Exercise goal:
Look through the data below. Pick out the lines holding the string "this".

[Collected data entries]
*** Begin section ***
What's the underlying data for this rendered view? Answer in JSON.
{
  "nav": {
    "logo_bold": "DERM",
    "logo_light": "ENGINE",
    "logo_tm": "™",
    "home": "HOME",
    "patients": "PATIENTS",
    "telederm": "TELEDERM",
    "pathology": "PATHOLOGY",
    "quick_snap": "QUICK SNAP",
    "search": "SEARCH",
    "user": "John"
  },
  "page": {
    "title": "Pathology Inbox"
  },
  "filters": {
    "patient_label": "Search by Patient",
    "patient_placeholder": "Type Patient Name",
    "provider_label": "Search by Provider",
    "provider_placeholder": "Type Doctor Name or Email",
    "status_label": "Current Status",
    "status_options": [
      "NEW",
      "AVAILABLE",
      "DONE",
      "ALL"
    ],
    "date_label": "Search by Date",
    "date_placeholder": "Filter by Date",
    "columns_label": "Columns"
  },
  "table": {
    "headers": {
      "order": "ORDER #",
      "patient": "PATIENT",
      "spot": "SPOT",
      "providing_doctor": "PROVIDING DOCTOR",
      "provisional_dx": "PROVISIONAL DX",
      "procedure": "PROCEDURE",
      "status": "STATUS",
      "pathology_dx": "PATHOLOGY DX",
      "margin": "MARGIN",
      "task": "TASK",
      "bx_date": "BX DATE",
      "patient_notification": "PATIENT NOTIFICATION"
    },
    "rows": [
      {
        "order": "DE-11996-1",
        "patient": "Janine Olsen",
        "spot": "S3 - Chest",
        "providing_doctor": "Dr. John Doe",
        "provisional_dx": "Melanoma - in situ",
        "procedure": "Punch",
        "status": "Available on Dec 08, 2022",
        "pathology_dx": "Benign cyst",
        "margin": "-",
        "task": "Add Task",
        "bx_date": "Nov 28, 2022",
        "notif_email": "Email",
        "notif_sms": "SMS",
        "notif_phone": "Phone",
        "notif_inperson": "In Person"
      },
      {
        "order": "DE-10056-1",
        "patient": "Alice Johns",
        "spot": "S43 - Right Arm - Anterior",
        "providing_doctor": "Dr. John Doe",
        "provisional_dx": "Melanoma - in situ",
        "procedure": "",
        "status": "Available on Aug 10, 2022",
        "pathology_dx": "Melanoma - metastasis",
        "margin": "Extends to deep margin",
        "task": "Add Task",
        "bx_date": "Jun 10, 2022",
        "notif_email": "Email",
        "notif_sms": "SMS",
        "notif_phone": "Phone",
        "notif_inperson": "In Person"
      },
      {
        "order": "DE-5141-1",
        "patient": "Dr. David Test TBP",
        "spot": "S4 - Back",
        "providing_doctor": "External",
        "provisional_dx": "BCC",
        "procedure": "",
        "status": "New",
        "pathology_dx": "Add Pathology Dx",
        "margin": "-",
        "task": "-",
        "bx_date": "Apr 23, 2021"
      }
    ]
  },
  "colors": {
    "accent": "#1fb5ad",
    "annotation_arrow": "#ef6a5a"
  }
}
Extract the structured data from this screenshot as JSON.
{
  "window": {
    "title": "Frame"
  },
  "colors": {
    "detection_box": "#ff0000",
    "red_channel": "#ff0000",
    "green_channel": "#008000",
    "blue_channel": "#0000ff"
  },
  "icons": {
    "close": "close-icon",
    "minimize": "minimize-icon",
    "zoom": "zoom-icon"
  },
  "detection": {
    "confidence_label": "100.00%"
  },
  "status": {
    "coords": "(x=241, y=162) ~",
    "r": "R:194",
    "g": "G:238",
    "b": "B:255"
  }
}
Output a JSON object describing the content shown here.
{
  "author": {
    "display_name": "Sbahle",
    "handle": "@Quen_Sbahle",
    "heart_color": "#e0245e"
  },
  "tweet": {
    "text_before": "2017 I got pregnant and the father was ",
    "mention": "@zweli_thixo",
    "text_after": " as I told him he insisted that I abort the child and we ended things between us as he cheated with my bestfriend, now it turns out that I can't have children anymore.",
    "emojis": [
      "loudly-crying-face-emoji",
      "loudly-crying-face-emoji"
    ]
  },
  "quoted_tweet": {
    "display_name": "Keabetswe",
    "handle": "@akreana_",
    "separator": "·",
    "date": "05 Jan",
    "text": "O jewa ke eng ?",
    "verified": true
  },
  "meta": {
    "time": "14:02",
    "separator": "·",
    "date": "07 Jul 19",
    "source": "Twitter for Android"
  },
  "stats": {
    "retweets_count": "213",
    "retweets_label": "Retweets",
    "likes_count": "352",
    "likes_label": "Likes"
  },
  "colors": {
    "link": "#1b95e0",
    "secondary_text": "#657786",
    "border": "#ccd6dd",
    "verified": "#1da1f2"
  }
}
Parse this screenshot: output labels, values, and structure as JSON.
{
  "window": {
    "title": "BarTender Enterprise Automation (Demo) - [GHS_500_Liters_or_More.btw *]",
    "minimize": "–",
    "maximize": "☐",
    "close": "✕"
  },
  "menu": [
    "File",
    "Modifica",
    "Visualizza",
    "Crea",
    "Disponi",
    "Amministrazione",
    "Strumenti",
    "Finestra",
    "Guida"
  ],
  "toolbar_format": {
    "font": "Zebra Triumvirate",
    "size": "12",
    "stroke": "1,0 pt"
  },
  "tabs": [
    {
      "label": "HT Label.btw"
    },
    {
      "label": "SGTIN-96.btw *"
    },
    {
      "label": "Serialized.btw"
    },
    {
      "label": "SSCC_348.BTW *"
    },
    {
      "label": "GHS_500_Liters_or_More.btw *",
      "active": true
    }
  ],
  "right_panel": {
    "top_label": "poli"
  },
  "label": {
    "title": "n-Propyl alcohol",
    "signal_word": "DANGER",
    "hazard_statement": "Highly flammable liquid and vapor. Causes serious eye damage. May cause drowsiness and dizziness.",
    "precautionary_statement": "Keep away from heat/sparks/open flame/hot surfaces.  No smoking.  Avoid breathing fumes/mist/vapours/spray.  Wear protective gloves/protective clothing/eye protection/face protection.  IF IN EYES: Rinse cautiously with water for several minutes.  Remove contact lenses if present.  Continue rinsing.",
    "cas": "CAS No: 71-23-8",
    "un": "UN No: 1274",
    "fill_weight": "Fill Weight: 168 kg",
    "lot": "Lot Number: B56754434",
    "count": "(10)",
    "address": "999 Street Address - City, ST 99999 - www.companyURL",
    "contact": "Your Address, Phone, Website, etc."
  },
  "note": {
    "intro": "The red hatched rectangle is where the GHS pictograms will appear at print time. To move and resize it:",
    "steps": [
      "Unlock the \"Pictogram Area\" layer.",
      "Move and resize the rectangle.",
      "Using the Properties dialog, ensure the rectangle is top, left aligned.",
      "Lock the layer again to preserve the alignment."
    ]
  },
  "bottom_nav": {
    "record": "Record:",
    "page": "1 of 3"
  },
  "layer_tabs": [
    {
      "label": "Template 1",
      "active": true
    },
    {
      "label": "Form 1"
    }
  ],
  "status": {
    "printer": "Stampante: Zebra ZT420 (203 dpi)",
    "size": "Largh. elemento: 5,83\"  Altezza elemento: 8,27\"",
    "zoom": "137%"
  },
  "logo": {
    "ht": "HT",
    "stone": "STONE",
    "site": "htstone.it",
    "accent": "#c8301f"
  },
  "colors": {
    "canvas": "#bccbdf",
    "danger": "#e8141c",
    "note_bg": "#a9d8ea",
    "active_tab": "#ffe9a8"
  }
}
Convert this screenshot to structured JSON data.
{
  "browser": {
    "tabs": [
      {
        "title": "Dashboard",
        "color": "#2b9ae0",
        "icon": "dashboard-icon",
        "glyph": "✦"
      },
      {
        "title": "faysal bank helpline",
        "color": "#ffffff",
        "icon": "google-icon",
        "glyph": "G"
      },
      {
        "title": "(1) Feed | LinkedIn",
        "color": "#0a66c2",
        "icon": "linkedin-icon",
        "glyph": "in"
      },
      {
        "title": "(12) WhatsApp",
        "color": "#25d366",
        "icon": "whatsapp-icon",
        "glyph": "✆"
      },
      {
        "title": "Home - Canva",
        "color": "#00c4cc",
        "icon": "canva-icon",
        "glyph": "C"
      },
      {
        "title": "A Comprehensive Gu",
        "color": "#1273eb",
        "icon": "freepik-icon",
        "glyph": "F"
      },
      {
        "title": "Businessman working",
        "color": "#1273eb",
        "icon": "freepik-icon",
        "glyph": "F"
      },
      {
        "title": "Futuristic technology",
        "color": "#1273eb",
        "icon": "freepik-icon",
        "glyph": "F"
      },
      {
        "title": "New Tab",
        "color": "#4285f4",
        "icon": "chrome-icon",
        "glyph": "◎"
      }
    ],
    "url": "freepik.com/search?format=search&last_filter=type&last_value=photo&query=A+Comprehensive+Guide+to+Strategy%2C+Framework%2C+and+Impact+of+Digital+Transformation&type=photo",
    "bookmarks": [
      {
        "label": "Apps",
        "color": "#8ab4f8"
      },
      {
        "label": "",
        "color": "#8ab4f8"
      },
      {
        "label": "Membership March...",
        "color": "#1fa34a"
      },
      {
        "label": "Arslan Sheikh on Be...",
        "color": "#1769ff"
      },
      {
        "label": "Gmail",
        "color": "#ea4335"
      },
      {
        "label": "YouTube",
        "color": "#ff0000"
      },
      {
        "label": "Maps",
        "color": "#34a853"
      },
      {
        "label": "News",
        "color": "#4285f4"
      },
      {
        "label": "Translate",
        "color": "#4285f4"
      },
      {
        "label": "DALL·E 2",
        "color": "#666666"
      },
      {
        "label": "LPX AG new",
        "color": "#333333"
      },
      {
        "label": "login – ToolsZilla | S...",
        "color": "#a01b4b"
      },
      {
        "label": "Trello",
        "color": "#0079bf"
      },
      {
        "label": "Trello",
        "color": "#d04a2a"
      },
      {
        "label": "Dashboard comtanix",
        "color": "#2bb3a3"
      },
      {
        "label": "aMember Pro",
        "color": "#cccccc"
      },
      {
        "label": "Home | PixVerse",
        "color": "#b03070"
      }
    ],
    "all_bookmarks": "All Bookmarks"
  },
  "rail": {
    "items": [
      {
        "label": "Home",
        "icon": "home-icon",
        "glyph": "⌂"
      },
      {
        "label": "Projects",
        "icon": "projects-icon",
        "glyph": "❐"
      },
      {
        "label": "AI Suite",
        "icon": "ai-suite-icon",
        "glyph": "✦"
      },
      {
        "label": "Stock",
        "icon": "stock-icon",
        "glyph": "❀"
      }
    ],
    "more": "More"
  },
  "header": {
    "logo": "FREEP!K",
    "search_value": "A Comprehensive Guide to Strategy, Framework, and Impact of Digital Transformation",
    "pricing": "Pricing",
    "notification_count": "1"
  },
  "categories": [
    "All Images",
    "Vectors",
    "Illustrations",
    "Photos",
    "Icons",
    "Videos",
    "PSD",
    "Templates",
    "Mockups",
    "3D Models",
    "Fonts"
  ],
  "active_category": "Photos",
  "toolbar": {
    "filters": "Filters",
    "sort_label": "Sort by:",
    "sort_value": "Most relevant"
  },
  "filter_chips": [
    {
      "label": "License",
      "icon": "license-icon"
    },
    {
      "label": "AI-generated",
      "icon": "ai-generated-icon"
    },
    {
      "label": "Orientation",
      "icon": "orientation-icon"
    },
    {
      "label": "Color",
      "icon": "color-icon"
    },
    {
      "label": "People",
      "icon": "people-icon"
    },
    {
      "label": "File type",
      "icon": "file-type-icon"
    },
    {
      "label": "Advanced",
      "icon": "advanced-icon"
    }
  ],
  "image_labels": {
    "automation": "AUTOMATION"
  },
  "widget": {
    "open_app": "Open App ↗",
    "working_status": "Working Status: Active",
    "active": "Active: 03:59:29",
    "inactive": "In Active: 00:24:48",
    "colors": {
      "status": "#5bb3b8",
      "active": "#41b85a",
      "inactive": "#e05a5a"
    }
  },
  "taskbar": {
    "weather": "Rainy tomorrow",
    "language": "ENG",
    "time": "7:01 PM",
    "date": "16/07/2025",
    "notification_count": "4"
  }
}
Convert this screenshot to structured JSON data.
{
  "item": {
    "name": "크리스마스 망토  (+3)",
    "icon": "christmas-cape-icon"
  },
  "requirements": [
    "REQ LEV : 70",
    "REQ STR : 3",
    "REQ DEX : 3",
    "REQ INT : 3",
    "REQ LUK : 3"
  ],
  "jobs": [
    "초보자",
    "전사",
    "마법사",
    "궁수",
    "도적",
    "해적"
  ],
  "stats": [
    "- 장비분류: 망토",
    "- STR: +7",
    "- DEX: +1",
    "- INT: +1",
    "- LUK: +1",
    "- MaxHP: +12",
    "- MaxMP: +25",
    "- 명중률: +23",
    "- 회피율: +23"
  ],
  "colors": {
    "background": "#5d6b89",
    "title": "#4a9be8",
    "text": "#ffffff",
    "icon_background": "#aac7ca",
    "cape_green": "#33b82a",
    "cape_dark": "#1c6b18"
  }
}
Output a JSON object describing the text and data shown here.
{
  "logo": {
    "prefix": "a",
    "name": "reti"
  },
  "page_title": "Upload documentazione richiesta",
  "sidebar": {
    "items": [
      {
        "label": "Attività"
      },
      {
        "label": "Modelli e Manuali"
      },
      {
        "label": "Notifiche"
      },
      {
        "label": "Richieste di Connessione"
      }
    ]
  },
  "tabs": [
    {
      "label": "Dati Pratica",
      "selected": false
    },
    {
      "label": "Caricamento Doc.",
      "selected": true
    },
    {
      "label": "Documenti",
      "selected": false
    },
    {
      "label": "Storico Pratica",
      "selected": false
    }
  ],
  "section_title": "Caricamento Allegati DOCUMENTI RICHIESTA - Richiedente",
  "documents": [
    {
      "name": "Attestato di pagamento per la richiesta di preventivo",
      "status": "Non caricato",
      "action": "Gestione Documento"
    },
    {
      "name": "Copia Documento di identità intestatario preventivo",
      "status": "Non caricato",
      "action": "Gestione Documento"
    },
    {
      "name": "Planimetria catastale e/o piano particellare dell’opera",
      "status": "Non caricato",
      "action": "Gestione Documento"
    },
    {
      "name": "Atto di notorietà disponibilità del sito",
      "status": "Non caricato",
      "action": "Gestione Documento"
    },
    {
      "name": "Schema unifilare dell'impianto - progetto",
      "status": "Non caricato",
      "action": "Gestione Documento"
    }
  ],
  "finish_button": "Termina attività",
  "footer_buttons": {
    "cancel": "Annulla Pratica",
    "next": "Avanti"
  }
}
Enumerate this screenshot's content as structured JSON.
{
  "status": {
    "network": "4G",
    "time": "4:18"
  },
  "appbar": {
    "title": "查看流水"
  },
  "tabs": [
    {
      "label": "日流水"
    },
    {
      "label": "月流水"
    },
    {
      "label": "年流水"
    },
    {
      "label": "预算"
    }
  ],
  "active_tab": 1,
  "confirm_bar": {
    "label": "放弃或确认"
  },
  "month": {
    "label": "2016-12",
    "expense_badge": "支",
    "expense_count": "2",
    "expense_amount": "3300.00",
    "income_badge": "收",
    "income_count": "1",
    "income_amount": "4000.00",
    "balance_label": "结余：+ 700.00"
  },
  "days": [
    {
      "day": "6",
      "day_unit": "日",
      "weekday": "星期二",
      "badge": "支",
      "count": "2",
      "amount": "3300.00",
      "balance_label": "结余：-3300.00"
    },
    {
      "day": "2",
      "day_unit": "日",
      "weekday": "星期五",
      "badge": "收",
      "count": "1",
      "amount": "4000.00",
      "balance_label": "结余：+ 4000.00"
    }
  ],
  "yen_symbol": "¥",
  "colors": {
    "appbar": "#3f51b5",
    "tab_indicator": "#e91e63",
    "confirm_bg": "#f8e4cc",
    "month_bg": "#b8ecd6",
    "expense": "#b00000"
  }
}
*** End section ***
Result:
What's the underlying data for this rendered view? Answer in JSON.
Extract the structured data from this screenshot as JSON.
Parse this screenshot: output labels, values, and structure as JSON.
Convert this screenshot to structured JSON data.
Convert this screenshot to structured JSON data.
Enumerate this screenshot's content as structured JSON.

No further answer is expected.